We're All in This Together: Making Effective Requests Without Creating A Power Struggle

We're All in This Together: Making Effective Requests Without Creating A Power Struggle
By Marc Berman, JCFS Foster Parent Recruiter and Trainer

Teaching your child how to cooperate may mean making some changes in how you ask her to do things. She can't be expected to cooperate if she doesn't know exactly what you want. Sometimes parents complicate things by getting too worked up when asking for help. At other times, requests are too vague or confusing. Keep it simple.  Here are four steps to making an effective request:

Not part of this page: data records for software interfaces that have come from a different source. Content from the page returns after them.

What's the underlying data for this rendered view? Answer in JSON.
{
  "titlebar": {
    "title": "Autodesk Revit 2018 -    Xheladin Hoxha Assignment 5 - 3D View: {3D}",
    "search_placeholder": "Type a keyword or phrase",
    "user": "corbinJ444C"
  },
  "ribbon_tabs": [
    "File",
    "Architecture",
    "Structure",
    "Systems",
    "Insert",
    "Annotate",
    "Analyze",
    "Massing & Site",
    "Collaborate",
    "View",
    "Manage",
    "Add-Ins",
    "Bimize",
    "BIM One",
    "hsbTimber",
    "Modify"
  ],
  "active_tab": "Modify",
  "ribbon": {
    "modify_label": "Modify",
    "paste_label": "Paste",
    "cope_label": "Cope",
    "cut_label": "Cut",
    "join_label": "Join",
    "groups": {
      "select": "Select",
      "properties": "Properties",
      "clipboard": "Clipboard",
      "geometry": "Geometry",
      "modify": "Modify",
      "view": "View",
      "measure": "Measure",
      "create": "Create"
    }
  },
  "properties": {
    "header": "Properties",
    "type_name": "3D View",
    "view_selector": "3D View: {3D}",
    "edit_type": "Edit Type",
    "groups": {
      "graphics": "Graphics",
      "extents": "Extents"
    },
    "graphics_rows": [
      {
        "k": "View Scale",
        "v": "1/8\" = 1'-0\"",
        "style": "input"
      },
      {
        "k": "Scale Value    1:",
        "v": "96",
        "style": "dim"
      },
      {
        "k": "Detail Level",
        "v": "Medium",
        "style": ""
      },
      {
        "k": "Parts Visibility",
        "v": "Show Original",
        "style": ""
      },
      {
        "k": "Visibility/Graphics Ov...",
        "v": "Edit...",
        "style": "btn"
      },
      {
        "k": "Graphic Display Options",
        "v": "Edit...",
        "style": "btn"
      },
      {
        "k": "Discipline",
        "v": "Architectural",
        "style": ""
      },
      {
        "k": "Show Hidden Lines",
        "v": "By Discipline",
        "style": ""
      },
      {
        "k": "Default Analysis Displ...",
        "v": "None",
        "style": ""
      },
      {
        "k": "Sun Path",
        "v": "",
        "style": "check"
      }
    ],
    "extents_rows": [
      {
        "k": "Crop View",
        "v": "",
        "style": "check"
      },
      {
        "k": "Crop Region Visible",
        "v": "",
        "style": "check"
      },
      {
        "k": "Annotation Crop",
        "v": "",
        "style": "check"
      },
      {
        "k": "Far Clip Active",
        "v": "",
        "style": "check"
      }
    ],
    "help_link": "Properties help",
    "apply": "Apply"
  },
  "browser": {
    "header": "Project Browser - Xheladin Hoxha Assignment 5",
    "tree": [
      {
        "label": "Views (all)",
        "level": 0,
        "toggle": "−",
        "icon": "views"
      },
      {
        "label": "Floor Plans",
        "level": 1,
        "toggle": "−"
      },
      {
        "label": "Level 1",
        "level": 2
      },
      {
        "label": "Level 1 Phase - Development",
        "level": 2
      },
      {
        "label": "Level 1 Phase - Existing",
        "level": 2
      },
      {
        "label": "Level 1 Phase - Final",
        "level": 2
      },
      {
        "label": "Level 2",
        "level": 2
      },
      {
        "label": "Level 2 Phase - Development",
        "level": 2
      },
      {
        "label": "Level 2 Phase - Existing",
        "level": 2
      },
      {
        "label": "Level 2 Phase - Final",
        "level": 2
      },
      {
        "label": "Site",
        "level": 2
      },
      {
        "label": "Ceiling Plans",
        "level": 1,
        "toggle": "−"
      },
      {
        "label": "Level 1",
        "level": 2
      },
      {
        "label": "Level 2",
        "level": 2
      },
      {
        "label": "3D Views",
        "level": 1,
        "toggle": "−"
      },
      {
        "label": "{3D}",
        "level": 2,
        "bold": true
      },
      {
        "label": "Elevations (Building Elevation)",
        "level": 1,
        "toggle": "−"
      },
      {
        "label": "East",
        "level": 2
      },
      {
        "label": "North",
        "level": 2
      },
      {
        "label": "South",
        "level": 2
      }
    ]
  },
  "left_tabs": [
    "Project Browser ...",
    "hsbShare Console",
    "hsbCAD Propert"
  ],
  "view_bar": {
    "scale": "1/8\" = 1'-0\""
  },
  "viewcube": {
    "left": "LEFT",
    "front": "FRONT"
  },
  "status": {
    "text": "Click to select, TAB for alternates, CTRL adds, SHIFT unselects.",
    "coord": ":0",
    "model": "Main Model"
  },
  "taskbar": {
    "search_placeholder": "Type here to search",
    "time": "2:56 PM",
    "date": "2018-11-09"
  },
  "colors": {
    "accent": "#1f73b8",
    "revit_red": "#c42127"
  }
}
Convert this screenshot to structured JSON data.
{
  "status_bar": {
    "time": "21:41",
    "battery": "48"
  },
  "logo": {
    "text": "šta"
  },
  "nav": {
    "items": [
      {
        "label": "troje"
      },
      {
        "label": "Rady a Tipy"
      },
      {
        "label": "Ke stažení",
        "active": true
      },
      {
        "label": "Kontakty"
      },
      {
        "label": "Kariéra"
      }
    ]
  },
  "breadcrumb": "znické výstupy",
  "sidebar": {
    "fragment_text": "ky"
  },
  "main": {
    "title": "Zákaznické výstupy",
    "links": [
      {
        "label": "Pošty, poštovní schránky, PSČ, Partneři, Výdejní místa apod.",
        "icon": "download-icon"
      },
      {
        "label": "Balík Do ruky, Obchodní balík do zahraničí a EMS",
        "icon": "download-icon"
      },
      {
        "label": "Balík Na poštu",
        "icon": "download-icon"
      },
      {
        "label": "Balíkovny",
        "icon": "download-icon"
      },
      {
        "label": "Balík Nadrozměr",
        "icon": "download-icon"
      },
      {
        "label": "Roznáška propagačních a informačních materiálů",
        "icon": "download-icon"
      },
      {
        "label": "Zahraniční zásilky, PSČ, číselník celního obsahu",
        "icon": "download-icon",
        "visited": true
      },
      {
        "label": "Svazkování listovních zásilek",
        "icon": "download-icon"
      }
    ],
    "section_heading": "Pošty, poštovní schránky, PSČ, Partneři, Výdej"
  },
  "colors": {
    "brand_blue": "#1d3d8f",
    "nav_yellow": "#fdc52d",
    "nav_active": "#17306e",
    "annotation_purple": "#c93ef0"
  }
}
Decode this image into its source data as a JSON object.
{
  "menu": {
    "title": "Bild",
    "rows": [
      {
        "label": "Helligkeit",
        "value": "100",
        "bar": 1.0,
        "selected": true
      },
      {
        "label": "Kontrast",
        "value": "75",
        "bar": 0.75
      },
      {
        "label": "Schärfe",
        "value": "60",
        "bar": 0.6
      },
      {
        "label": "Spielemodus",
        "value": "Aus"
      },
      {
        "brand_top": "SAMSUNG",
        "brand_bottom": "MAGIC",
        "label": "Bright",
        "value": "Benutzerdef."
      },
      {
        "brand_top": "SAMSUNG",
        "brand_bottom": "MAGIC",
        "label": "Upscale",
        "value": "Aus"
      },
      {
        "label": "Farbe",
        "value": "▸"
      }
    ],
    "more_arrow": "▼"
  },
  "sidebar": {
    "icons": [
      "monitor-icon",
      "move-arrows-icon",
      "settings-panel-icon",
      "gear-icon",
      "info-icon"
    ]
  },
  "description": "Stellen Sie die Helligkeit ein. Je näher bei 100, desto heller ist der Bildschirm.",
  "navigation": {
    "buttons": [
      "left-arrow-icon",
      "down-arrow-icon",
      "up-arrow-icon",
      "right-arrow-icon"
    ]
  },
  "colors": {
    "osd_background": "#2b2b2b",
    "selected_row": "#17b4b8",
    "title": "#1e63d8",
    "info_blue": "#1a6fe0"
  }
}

  1. Get Her Attention... kids of all ages have a hard time staying focused. Two ideas to get her attention may include a gentle touch on the shoulder or saying her name to get her to look at you. A small child may not pay attention until you stand close enough to her to make eye contact.
  2. Be Calm... don't expect a fight before it happens. If you ask her to do something with anger in your voice, it will make her angry too. Then she may not even hear your request.  Keep your voice steady and calm.
  3. Be Specific... give just one direction at a time to make sure she understands you. Breaking down household jobs into small steps is one way to do this. For example, dinner time can be broken down into three tasks: setting the table, washing the vegetables, and putting out the condiments and drinks. To make sure she understands the request, have her repeat it. If it's not clear, you can re-phrase it. This simple step shows that you are patient.

    If you say, "Do you want to take a bath?" you are inviting a refusal. In this case, it's better to ask for what you want such as "Sally, it's time to take your bath now." Parents often ask their kids to clean their room. That means different things to different people. Some families expect the room to be spotless; others just want the toys to be put away. The initial request may be too vague and too complicated, especially for very small children or even teenagers who are easily distracted or indifferent to the task. Parents may need to be more physically present to show children and youth exactly what they want when making a request. This is called "modeling" and it is the most powerful teaching tool parents have.

  4. Encourage Cooperative Behavior... giving encouragement when a child has done what you've asked goes a long way to building healthy, meaningful parent/child relationships. A hug, or a simple, sincere "thank you" may be more important that another type of reward that will lose its value over time.

Remember, we're all in this together, in the best interests of the children and youth in our care. For more information about JCFS Foster Care, call 312.673.2755.